Exercise: Only a number is wanted here: the count of lines in the data below where the string "thought" occurs.

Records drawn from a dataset
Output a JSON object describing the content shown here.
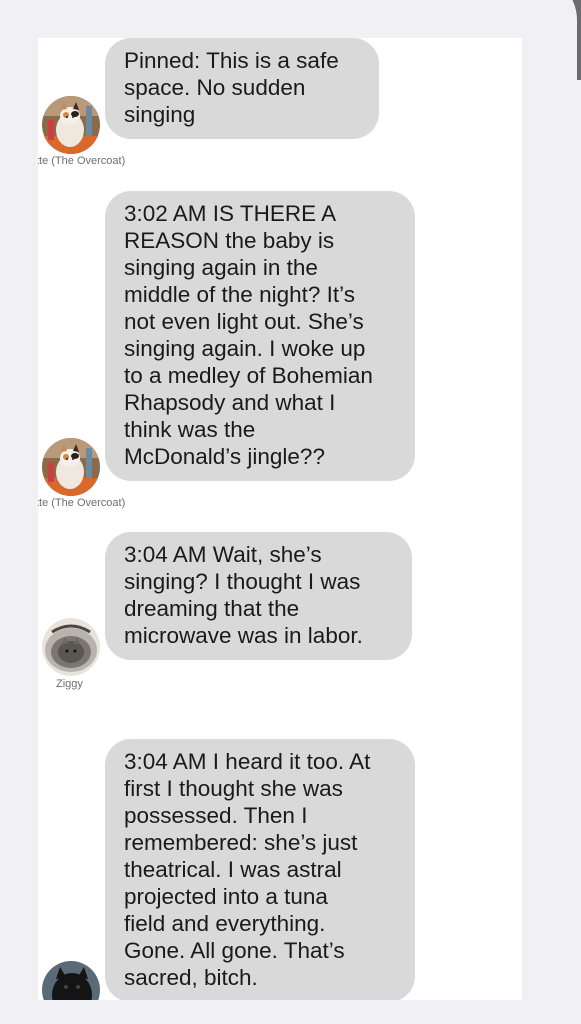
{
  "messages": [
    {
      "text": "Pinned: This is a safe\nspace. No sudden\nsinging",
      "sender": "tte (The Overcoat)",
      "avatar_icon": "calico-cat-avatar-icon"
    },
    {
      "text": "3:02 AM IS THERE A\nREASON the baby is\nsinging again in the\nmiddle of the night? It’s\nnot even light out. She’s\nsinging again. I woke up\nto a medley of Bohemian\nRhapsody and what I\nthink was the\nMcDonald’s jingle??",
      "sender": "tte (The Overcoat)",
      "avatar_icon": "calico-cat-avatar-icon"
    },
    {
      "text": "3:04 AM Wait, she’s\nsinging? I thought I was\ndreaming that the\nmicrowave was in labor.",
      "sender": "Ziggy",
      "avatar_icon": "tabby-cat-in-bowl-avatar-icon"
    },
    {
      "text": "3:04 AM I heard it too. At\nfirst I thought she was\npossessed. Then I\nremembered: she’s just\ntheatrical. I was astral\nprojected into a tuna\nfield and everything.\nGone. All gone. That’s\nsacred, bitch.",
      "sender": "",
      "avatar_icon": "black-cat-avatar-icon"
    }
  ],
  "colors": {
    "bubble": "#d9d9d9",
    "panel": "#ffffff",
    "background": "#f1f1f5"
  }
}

Solution for this exercise: 2